A Beginner’s Guide to Poker


Poker is a card game in which players make bets and form hands based on the ranking of cards. The highest hand wins the pot. The game is typically played with a standard deck of 52 cards, although some games use multiple decks or add jokers to the mix.

To play poker, a player must know the rules and be willing to invest the time and energy to learn them. The more a player improves his or her skills, the better he or she will perform in the game. The game also teaches valuable life lessons, such as the importance of hard work and perseverance. The game requires mental focus, and it can be difficult to concentrate when the stakes are high.

The best poker strategy involves betting in a manner that makes the most of the odds of making a winning hand.
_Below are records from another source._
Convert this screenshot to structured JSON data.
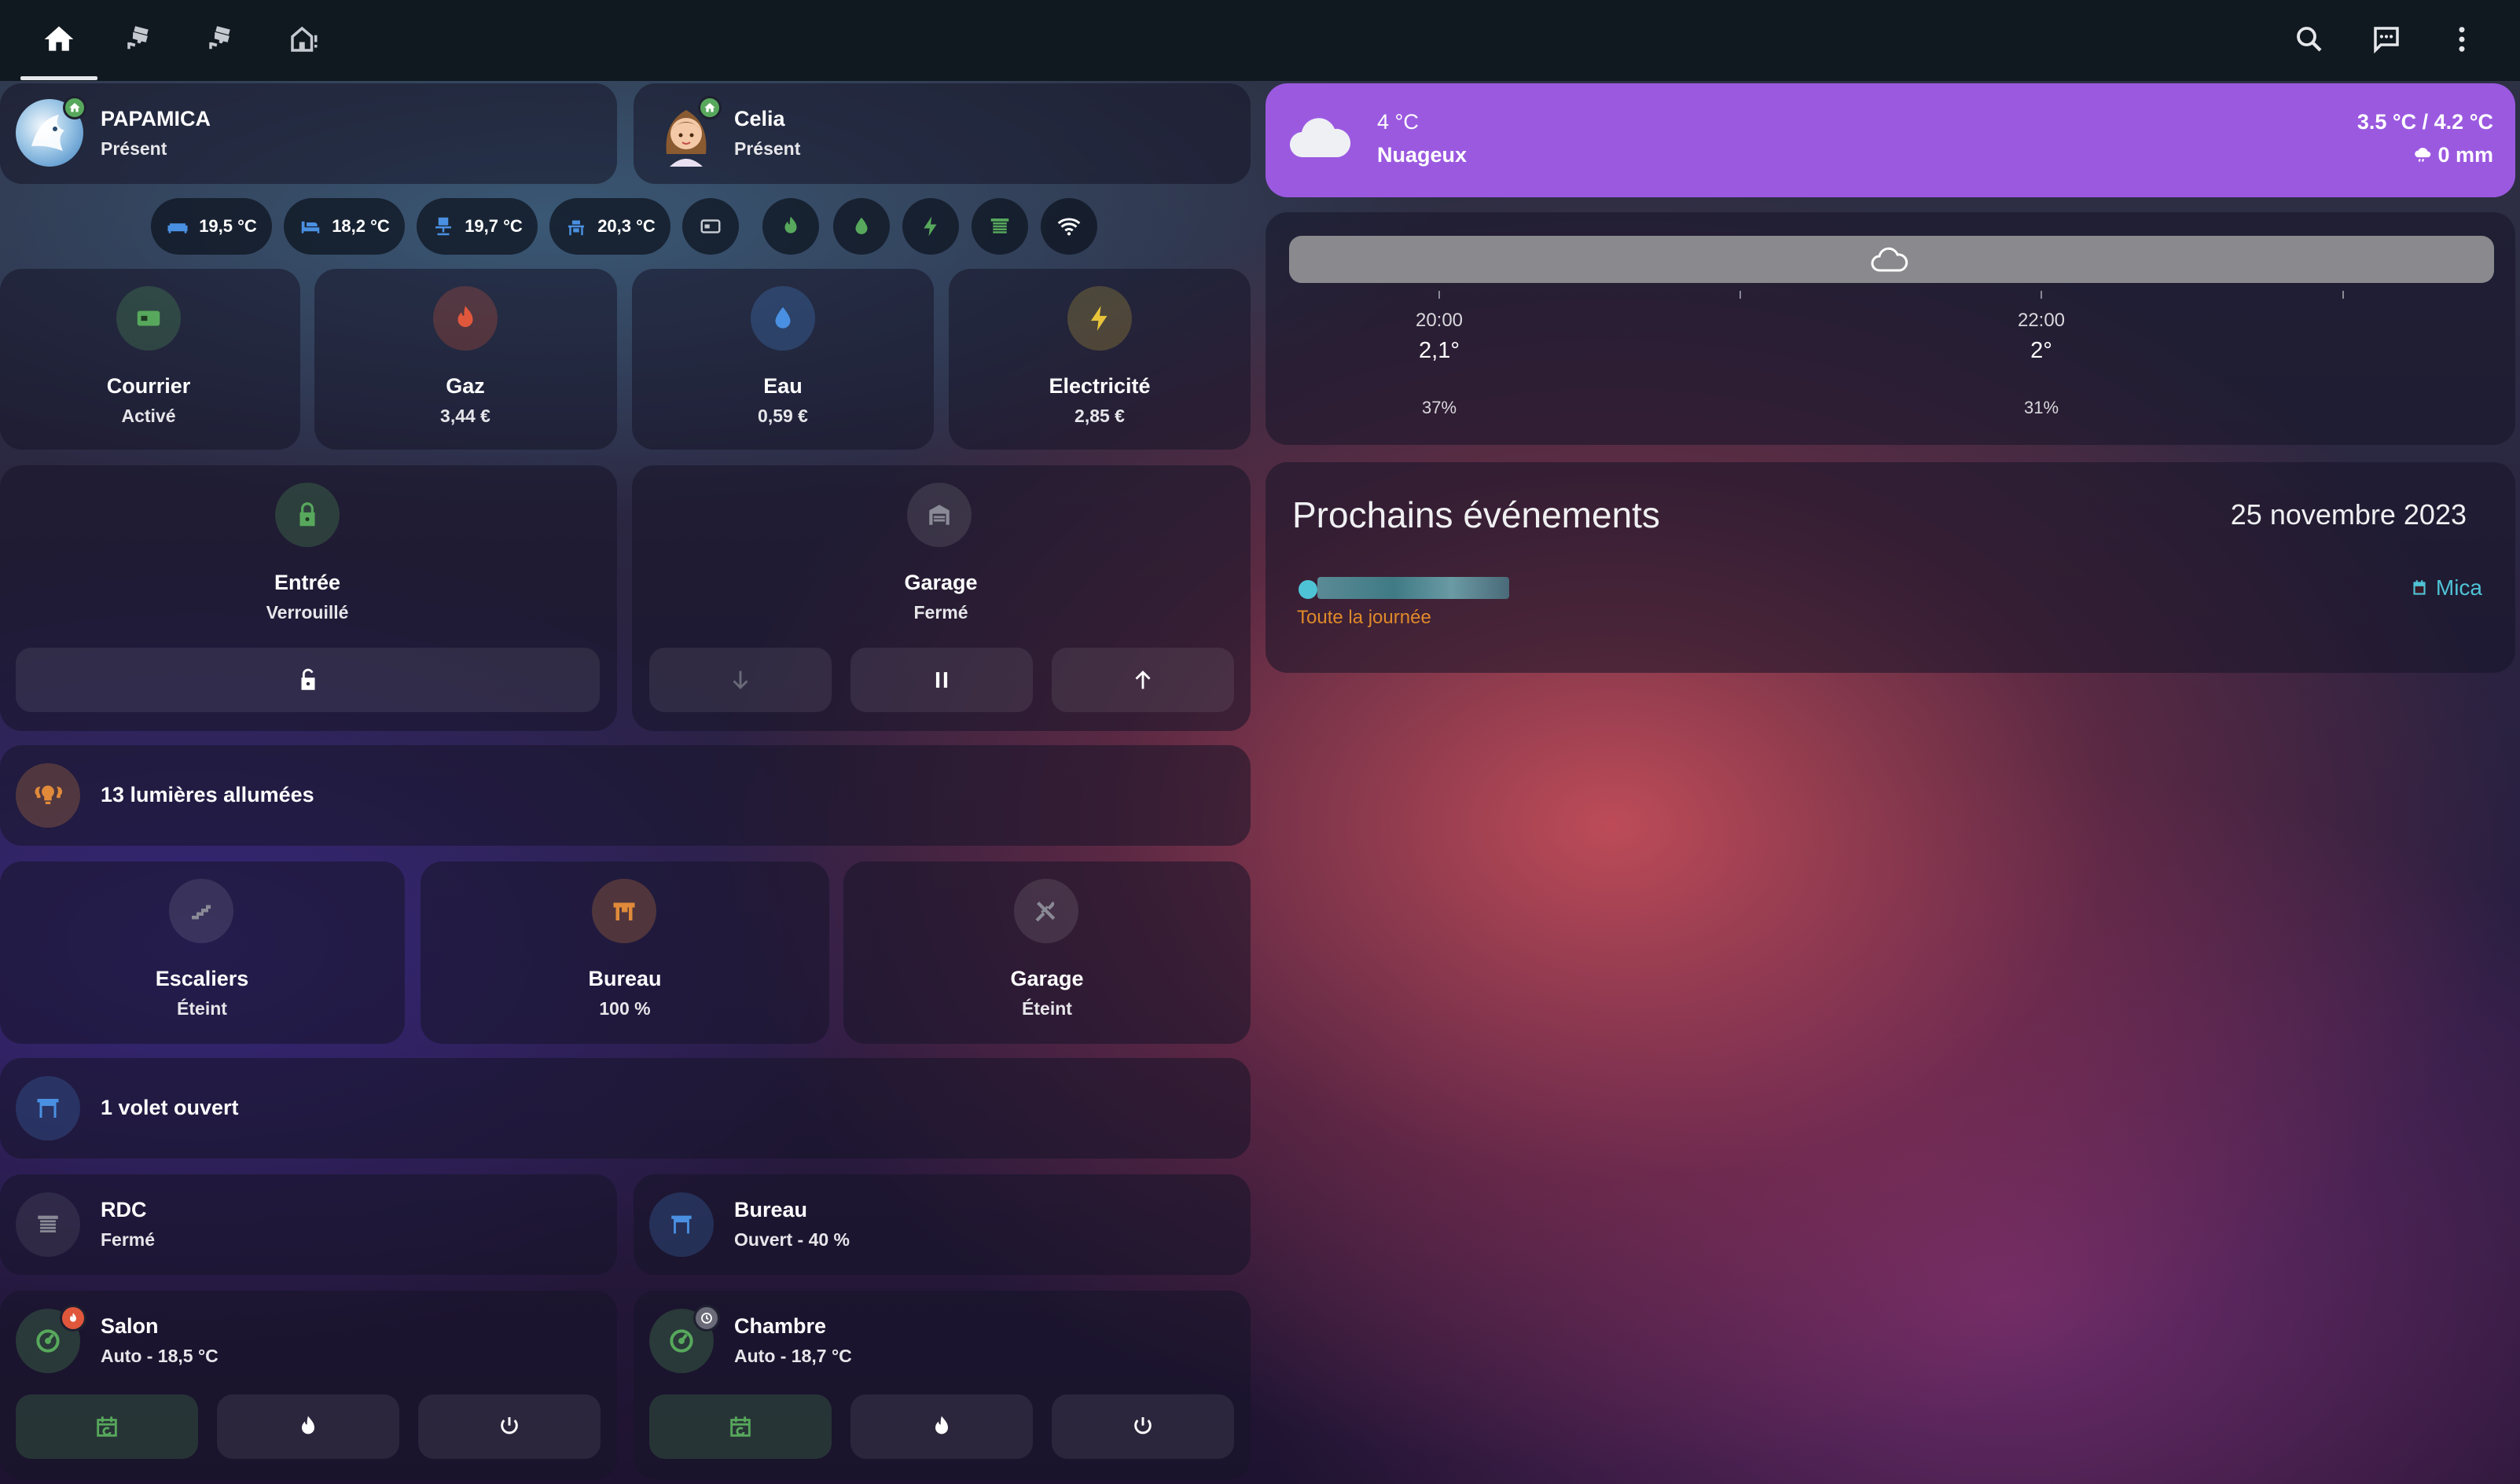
{
  "colors": {
    "accent_green": "#57a85c",
    "gas_red": "#e0573c",
    "water_blue": "#4a90e2",
    "power_yellow": "#e8c43a",
    "orange": "#e08a3a",
    "weather_purple": "#9b59e0",
    "calendar_cyan": "#4fc3d6",
    "all_day_orange": "#e08a2a"
  },
  "toolbar": {
    "tabs": [
      {
        "icon": "home-icon"
      },
      {
        "icon": "cctv-icon"
      },
      {
        "icon": "cctv-icon"
      },
      {
        "icon": "home-sensor-icon"
      }
    ],
    "actions": [
      {
        "icon": "search-icon"
      },
      {
        "icon": "assist-chat-icon"
      },
      {
        "icon": "overflow-menu-icon"
      }
    ]
  },
  "persons": [
    {
      "name": "PAPAMICA",
      "state": "Présent",
      "avatar": "wolf-avatar"
    },
    {
      "name": "Celia",
      "state": "Présent",
      "avatar": "woman-avatar"
    }
  ],
  "chips": {
    "temps": [
      {
        "icon": "sofa-icon",
        "value": "19,5 °C"
      },
      {
        "icon": "bed-icon",
        "value": "18,2 °C"
      },
      {
        "icon": "desk-chair-icon",
        "value": "19,7 °C"
      },
      {
        "icon": "baby-bed-icon",
        "value": "20,3 °C"
      }
    ],
    "icons": [
      {
        "icon": "mailbox-icon"
      },
      {
        "icon": "fire-icon"
      },
      {
        "icon": "water-icon"
      },
      {
        "icon": "lightning-icon"
      },
      {
        "icon": "shutter-icon"
      },
      {
        "icon": "wifi-icon"
      }
    ]
  },
  "utilities": [
    {
      "name": "Courrier",
      "state": "Activé",
      "icon": "mailbox-icon"
    },
    {
      "name": "Gaz",
      "state": "3,44 €",
      "icon": "fire-icon"
    },
    {
      "name": "Eau",
      "state": "0,59 €",
      "icon": "water-icon"
    },
    {
      "name": "Electricité",
      "state": "2,85 €",
      "icon": "lightning-icon"
    }
  ],
  "lock": {
    "name": "Entrée",
    "state": "Verrouillé"
  },
  "garage_door": {
    "name": "Garage",
    "state": "Fermé"
  },
  "lights": {
    "summary": "13 lumières allumées",
    "rooms": [
      {
        "name": "Escaliers",
        "state": "Éteint",
        "icon": "stairs-icon"
      },
      {
        "name": "Bureau",
        "state": "100 %",
        "icon": "desk-icon"
      },
      {
        "name": "Garage",
        "state": "Éteint",
        "icon": "tools-icon"
      }
    ]
  },
  "covers": {
    "summary": "1 volet ouvert",
    "items": [
      {
        "name": "RDC",
        "state": "Fermé"
      },
      {
        "name": "Bureau",
        "state": "Ouvert - 40 %"
      }
    ]
  },
  "climate": [
    {
      "name": "Salon",
      "state": "Auto - 18,5 °C",
      "badge": "flame-badge"
    },
    {
      "name": "Chambre",
      "state": "Auto - 18,7 °C",
      "badge": "clock-badge"
    }
  ],
  "weather": {
    "temp": "4 °C",
    "condition": "Nuageux",
    "range": "3.5 °C / 4.2 °C",
    "precipitation": "0 mm"
  },
  "forecast": {
    "hours": [
      {
        "time": "20:00",
        "temp": "2,1°",
        "humidity": "37%"
      },
      {
        "time": "22:00",
        "temp": "2°",
        "humidity": "31%"
      }
    ]
  },
  "calendar": {
    "title": "Prochains événements",
    "date": "25 novembre 2023",
    "event_time": "Toute la journée",
    "calendar_name": "Mica"
  }
}
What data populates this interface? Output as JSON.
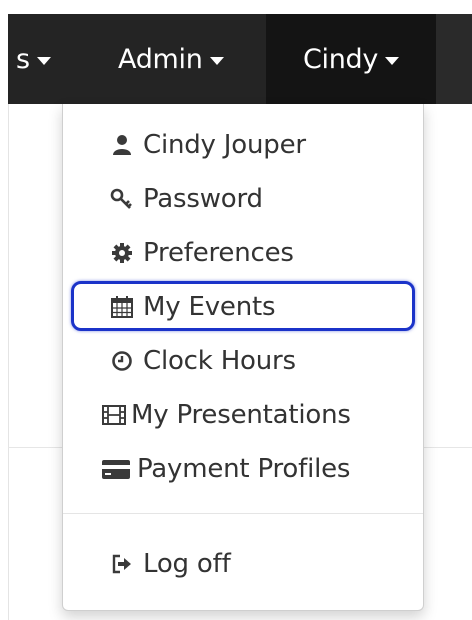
{
  "navbar": {
    "partial_label": "s",
    "admin_label": "Admin",
    "user_label": "Cindy"
  },
  "dropdown": {
    "items": [
      {
        "label": "Cindy Jouper",
        "icon": "user-icon"
      },
      {
        "label": "Password",
        "icon": "key-icon"
      },
      {
        "label": "Preferences",
        "icon": "gear-icon"
      },
      {
        "label": "My Events",
        "icon": "calendar-icon"
      },
      {
        "label": "Clock Hours",
        "icon": "clock-icon"
      },
      {
        "label": "My Presentations",
        "icon": "film-icon"
      },
      {
        "label": "Payment Profiles",
        "icon": "credit-card-icon"
      }
    ],
    "logoff": {
      "label": "Log off",
      "icon": "sign-out-icon"
    }
  },
  "colors": {
    "navbar_bg": "#242424",
    "active_nav_bg": "#141414",
    "highlight_border": "#1b33c9",
    "menu_text": "#333333"
  }
}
This is known as the risk-versus-reward principle. Poker players must commit to choosing the right limits and game variations for their bankrolls, as well as identifying the most profitable games.

Another important aspect of poker is knowing when to fold. Many players mistakenly think that they must stay in a hand with pocket Aces or two face cards, but this can be costly. It is often better to get out early with a low card like K10 than to call bet after bet with the hope of hitting that three-of-a-kind or straight flush. This saves money in the long run, even if it bruises your ego.